So, say I’m writing about a beach. I can say it’s a big curved bay with sand like sugar. Or I can say it’s a wide, white arc. Those words “wide” and “white” and “arc” are stretched-out words, with long vowel sounds that make your mouth widen as you say them. For me, they help to give a sense of space.
I came across a writing exercise that suggests you write out a list of nouns, and a list of verbs that go with them, for example: “knife slices”, “bird sings”, “colour glows”. Then try mixing the nouns and verbs up for more exciting results. So, if you write something like the “the red of the girl’s coat sings in the grey day” or “the blackbird’s warning chirps sliced the early morning silence”, you get something that’s still descriptive, but unexpected. (As opposed to “It is a dull day. She wears a bright red coat,” and “The blackbird’s warning chirps were loud in the early morning silence.”) In these examples I’ve given sound to a colour and action to a sound. Ok, it’s not deathless prose, but you get the general idea. I’m sure you could go too far with this, but I like the exercise as a potential way of shaking me up, and stopping me from reaching for habitual phrases.
There’s one other related trick I’ve come across in writing, although it’s not actually synaesthesia.
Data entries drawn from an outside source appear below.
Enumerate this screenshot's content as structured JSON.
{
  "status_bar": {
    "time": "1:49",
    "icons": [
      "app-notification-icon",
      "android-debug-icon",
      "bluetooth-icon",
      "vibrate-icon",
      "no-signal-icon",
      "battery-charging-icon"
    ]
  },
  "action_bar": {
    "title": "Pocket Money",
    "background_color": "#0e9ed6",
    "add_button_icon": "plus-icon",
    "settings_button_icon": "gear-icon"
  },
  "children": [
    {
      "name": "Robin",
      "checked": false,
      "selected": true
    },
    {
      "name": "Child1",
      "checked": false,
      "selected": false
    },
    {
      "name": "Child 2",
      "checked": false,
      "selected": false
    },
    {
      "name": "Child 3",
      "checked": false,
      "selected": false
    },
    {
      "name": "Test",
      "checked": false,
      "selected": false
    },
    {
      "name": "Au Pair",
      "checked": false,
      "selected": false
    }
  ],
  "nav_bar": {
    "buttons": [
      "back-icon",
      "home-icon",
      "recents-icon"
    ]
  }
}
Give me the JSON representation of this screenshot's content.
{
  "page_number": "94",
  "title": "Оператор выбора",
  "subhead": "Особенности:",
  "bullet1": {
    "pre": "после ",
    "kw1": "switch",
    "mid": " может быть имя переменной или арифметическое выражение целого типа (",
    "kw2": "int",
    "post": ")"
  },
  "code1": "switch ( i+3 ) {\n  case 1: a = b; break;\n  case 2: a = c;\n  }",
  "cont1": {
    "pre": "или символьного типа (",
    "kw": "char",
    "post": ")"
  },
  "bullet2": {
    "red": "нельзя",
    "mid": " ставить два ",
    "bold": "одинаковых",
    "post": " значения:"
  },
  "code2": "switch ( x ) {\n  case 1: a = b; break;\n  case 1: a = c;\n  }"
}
It’s used in a poem, and would be particularly hard to pull off in a novel. Here’s the first verse of “Timothy Winters” by Charles Causley:
Timothy Winters comes to school
With eyes as wide as a football pool,
Ears like bombs and teeth like splinters:
A blitz of a boy is Timothy Winters.
So why a “football pool”? Well, according to Hearts and Minds*, because the two “O”s in “pool” look like a pair of eyes. Maybe you could do this if you were writing in Egyptian hieroglyphs. Or maybe some alien language would be all about the visual puns.
Do you know of other ways to use synaesthesia in writing? Do you use it in your art? I’d love to hear.
*A TV series about a teacher, starring Christopher Eccleston. I never saw all of it but this bit stuck in my mind.